─── Exercise data ───

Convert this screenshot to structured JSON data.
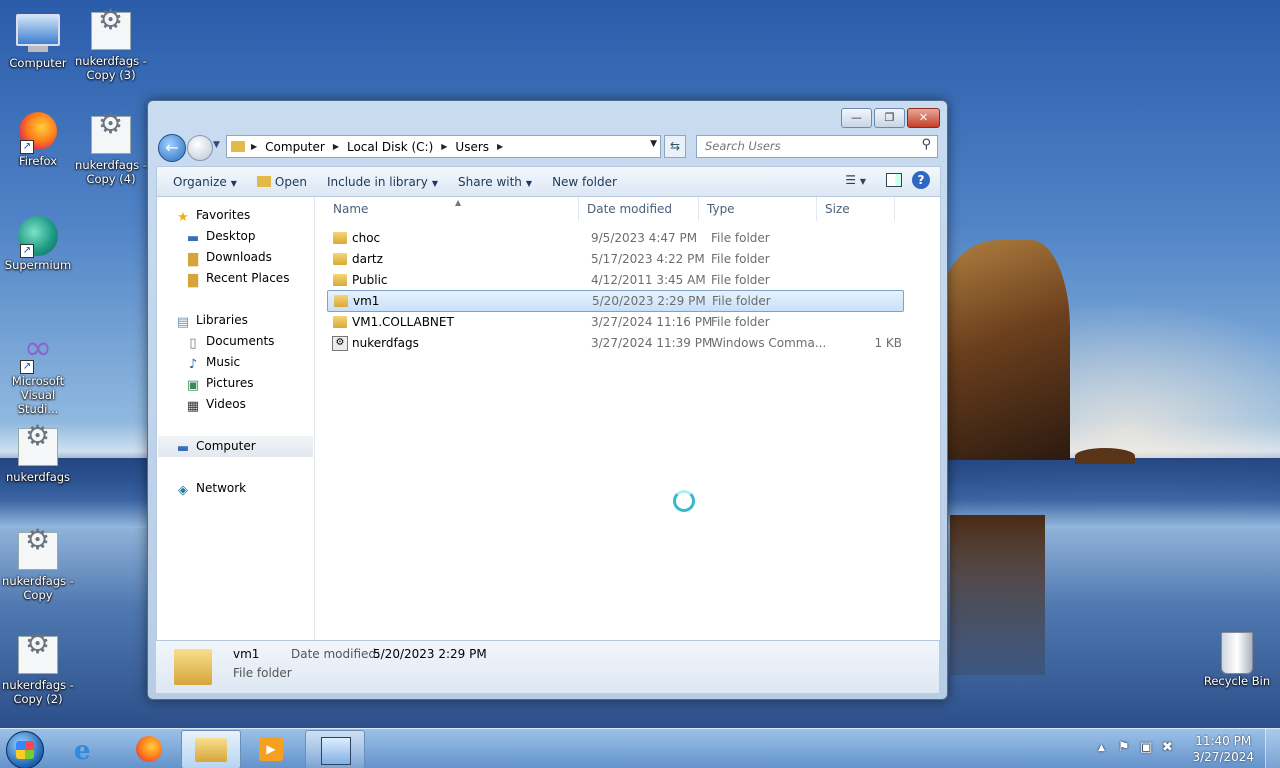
{
  "desktop": {
    "icons": [
      {
        "label": "Computer"
      },
      {
        "label": "nukerdfags - Copy (3)"
      },
      {
        "label": "Firefox"
      },
      {
        "label": "nukerdfags - Copy (4)"
      },
      {
        "label": "Supermium"
      },
      {
        "label": "Microsoft Visual Studi..."
      },
      {
        "label": "nukerdfags"
      },
      {
        "label": "nukerdfags - Copy"
      },
      {
        "label": "nukerdfags - Copy (2)"
      },
      {
        "label": "Recycle Bin"
      }
    ]
  },
  "window": {
    "caption": {
      "minimize": "—",
      "restore": "❐",
      "close": "✕"
    },
    "address": {
      "crumbs": [
        "Computer",
        "Local Disk (C:)",
        "Users"
      ]
    },
    "search": {
      "placeholder": "Search Users"
    },
    "toolbar": {
      "organize": "Organize",
      "open": "Open",
      "include": "Include in library",
      "share": "Share with",
      "new_folder": "New folder",
      "help": "?"
    },
    "nav": {
      "favorites": "Favorites",
      "desktop": "Desktop",
      "downloads": "Downloads",
      "recent": "Recent Places",
      "libraries": "Libraries",
      "documents": "Documents",
      "music": "Music",
      "pictures": "Pictures",
      "videos": "Videos",
      "computer": "Computer",
      "network": "Network"
    },
    "columns": {
      "name": "Name",
      "date": "Date modified",
      "type": "Type",
      "size": "Size"
    },
    "files": [
      {
        "name": "choc",
        "date": "9/5/2023 4:47 PM",
        "type": "File folder",
        "size": ""
      },
      {
        "name": "dartz",
        "date": "5/17/2023 4:22 PM",
        "type": "File folder",
        "size": ""
      },
      {
        "name": "Public",
        "date": "4/12/2011 3:45 AM",
        "type": "File folder",
        "size": ""
      },
      {
        "name": "vm1",
        "date": "5/20/2023 2:29 PM",
        "type": "File folder",
        "size": ""
      },
      {
        "name": "VM1.COLLABNET",
        "date": "3/27/2024 11:16 PM",
        "type": "File folder",
        "size": ""
      },
      {
        "name": "nukerdfags",
        "date": "3/27/2024 11:39 PM",
        "type": "Windows Comma...",
        "size": "1 KB"
      }
    ],
    "details": {
      "name": "vm1",
      "type": "File folder",
      "modified_label": "Date modified:",
      "modified_value": "5/20/2023 2:29 PM"
    }
  },
  "taskbar": {
    "time": "11:40 PM",
    "date": "3/27/2024"
  }
}
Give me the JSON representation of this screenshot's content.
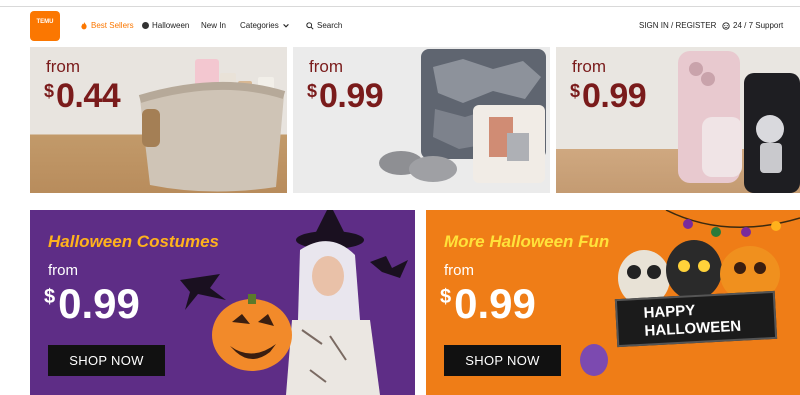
{
  "header": {
    "logo_text": "TEMU",
    "nav": {
      "best_sellers": "Best Sellers",
      "halloween": "Halloween",
      "new_in": "New In",
      "categories": "Categories",
      "search": "Search",
      "sign_in": "SIGN IN / REGISTER",
      "support": "24 / 7 Support"
    }
  },
  "tiles": [
    {
      "from": "from",
      "currency": "$",
      "price": "0.44"
    },
    {
      "from": "from",
      "currency": "$",
      "price": "0.99"
    },
    {
      "from": "from",
      "currency": "$",
      "price": "0.99"
    }
  ],
  "banners": [
    {
      "headline": "Halloween Costumes",
      "from": "from",
      "currency": "$",
      "price": "0.99",
      "button": "SHOP NOW"
    },
    {
      "headline": "More Halloween Fun",
      "from": "from",
      "currency": "$",
      "price": "0.99",
      "button": "SHOP NOW",
      "sign_text_1": "HAPPY",
      "sign_text_2": "HALLOWEEN"
    }
  ],
  "colors": {
    "brand": "#fb7701",
    "price": "#7a1b1b",
    "purple_banner": "#5e2d86",
    "orange_banner": "#ef7d17"
  },
  "icons": [
    "flame-icon",
    "pumpkin-icon",
    "chevron-down-icon",
    "search-icon",
    "headset-icon"
  ]
}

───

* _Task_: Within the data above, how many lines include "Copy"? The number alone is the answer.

* _Answer area_: 4